▶ _Exercise requirements_
Identify all lines of the data containing the string "this" and copy them.

● ● ● ● ●

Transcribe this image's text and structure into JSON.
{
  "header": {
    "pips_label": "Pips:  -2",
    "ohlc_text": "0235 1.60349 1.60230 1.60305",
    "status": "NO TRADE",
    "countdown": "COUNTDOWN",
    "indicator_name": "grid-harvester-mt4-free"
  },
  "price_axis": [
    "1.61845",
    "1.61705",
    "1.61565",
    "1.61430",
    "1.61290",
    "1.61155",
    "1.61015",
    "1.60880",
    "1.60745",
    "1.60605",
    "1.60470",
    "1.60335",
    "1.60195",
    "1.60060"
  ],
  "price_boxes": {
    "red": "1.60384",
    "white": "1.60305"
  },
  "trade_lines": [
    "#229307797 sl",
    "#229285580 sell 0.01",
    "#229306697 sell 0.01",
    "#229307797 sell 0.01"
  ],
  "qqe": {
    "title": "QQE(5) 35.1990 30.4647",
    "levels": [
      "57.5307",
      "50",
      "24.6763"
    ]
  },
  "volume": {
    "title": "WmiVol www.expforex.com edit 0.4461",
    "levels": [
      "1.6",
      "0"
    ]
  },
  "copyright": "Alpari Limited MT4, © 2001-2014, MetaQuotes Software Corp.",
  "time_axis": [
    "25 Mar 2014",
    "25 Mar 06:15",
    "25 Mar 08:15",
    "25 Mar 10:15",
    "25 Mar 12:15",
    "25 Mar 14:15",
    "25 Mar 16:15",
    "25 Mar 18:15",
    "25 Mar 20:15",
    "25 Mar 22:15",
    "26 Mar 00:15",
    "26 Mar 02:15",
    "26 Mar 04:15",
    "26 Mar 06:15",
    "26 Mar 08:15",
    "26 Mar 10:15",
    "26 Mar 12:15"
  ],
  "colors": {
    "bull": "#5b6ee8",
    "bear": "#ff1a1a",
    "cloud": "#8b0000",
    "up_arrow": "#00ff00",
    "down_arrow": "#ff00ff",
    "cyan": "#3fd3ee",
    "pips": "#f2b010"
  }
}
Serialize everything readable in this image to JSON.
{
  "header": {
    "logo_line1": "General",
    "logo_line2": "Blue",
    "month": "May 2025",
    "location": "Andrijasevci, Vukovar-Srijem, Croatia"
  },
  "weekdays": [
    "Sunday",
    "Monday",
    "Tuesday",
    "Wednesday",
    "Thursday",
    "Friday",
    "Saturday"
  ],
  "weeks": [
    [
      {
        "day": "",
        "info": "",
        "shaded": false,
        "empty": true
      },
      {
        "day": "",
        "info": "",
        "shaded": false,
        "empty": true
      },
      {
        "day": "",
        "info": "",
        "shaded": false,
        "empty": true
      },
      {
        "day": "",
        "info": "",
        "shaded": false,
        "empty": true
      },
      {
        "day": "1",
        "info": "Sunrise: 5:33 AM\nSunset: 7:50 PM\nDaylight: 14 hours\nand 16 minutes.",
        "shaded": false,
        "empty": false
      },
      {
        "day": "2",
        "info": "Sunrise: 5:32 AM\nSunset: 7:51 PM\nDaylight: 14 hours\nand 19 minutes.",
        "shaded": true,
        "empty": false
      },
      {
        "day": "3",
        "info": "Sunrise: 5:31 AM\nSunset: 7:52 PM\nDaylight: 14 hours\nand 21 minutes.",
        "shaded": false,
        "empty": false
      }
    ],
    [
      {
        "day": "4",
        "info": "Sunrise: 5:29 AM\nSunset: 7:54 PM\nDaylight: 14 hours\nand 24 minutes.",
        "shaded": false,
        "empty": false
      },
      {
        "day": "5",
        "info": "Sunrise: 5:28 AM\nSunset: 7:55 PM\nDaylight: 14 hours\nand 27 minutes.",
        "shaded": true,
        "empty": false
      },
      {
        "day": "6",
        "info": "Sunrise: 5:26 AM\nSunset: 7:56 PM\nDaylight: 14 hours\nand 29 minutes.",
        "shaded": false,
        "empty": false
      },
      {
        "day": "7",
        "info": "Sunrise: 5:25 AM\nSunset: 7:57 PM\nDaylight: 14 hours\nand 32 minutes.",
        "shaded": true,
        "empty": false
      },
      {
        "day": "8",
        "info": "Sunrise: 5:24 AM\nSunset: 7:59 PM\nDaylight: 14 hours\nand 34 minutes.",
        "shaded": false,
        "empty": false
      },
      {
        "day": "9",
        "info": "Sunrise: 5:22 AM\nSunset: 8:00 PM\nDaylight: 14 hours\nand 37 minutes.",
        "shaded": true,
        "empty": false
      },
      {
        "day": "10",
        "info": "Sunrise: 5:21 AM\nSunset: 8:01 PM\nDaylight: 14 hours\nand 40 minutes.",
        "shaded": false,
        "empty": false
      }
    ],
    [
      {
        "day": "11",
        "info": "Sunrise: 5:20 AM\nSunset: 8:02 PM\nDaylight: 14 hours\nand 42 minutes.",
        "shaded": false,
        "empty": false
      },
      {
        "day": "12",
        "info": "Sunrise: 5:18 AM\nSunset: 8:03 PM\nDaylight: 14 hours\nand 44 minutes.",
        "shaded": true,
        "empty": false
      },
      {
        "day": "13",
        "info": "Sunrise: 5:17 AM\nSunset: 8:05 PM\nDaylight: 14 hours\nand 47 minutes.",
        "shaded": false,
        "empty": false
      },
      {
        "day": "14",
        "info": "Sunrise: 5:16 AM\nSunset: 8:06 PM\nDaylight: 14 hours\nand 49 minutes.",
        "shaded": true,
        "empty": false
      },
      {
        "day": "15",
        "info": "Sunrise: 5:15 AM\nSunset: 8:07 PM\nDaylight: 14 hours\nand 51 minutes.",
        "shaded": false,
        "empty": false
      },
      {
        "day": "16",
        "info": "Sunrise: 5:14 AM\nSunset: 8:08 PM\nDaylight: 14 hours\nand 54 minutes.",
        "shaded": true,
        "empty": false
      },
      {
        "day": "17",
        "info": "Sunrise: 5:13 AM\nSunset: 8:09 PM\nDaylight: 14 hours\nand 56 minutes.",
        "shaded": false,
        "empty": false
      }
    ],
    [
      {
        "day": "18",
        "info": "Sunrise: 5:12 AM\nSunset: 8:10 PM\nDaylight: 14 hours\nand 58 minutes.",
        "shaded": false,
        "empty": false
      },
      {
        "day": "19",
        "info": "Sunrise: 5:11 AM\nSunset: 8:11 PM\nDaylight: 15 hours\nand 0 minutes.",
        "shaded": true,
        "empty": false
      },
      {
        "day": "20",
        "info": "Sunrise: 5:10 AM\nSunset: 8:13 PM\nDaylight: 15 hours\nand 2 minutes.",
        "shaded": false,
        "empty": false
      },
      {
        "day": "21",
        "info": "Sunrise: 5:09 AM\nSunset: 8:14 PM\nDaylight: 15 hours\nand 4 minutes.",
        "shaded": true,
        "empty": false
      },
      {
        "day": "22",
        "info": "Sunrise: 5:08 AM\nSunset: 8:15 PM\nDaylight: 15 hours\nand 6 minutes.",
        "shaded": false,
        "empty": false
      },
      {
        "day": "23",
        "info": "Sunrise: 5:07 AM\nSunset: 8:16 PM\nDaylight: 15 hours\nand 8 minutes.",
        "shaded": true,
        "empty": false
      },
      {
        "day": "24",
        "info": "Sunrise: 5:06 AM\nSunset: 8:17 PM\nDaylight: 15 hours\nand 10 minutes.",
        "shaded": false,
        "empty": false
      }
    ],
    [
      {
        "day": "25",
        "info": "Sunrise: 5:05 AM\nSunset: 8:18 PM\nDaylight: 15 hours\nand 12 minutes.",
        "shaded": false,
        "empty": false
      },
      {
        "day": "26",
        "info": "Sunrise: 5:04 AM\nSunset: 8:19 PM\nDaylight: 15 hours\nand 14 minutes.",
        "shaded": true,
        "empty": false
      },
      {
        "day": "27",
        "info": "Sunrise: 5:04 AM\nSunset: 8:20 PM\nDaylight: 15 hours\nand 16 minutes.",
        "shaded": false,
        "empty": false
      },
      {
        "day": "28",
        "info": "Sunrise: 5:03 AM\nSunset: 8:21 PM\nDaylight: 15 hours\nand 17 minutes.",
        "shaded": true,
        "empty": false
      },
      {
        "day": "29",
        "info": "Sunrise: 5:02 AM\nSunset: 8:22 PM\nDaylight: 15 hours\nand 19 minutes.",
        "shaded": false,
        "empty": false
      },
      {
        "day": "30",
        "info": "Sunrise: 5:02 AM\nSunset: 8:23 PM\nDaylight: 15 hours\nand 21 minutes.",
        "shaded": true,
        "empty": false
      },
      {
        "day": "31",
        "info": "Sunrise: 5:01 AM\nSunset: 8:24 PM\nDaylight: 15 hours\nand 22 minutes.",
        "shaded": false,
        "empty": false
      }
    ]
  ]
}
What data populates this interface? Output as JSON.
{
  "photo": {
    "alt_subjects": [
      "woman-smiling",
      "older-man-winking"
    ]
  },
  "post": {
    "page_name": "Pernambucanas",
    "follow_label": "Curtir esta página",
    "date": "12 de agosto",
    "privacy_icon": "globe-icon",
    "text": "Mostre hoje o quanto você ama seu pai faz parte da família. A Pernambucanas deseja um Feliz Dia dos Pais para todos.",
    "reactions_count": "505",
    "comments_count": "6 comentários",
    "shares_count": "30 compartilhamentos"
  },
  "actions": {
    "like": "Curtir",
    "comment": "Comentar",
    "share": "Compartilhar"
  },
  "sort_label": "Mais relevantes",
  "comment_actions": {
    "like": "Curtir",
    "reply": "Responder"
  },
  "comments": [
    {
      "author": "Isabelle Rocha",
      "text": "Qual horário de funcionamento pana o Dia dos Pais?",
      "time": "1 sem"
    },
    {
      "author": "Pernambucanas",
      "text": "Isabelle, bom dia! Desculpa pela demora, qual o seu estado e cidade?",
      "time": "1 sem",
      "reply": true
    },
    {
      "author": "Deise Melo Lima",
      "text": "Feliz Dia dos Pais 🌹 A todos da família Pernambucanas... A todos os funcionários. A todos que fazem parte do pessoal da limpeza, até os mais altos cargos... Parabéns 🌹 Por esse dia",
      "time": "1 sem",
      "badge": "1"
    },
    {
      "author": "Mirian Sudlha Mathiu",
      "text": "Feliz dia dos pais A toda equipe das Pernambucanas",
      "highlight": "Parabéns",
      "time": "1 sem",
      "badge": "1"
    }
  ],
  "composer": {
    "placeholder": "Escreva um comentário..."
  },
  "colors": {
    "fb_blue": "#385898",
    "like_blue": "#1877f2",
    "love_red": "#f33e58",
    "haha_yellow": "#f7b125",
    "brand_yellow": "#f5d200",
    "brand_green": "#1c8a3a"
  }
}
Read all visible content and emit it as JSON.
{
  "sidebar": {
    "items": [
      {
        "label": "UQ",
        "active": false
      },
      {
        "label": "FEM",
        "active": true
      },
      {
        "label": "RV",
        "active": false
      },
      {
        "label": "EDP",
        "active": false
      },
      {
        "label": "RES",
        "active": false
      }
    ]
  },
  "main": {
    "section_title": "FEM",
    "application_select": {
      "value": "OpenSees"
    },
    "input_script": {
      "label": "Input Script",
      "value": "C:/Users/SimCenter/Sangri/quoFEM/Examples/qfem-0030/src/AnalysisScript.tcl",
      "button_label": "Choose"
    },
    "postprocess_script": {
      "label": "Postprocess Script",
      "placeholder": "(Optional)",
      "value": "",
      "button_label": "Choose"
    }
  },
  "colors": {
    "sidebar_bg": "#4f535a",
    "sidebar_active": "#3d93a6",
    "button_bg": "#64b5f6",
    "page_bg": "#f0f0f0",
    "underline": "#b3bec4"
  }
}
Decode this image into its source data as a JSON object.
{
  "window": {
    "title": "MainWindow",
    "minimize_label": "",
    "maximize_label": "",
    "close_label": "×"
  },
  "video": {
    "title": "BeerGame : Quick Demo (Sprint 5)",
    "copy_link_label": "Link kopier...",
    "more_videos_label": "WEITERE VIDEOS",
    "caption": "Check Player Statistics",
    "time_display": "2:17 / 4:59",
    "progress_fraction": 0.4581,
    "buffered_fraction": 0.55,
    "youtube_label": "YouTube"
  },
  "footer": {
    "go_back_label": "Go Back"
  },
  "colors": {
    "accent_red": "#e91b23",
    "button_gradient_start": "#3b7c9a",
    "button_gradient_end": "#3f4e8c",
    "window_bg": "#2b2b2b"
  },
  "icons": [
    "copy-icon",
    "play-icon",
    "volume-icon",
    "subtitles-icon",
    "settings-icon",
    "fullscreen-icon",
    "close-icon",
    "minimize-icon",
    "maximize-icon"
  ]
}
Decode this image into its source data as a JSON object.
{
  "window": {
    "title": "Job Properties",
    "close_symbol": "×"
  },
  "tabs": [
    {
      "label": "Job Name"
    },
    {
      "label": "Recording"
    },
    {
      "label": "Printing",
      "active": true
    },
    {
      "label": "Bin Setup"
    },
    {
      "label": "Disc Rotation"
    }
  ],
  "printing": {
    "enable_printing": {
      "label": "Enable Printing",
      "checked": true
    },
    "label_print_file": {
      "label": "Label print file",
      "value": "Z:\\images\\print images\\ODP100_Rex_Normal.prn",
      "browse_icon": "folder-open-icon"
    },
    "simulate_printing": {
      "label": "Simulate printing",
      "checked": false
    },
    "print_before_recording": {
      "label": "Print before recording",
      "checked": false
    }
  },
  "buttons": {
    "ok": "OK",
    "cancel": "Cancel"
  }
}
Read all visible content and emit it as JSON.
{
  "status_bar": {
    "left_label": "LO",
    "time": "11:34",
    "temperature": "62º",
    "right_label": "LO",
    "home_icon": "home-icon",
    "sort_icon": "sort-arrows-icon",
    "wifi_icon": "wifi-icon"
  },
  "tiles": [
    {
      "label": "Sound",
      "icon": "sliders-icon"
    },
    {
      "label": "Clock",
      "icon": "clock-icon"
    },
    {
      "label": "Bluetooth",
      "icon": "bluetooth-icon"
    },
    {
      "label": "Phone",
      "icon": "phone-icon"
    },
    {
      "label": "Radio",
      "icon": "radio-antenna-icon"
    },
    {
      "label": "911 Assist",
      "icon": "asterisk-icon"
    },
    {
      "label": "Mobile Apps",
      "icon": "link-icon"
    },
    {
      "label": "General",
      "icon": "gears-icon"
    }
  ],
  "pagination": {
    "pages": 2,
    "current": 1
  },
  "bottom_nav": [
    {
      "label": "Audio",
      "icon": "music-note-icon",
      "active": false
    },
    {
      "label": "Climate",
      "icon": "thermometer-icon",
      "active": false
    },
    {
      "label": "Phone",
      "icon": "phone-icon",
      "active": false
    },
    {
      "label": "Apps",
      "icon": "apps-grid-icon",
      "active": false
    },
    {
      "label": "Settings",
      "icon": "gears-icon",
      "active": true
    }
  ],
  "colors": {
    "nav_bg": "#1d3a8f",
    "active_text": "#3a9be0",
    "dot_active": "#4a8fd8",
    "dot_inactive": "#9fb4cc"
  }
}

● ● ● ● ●

▶ _The answer_
Transcribe this image's text and structure into JSON.
Serialize everything readable in this image to JSON.
What data populates this interface? Output as JSON.
Decode this image into its source data as a JSON object.
Decode this image into its source data as a JSON object.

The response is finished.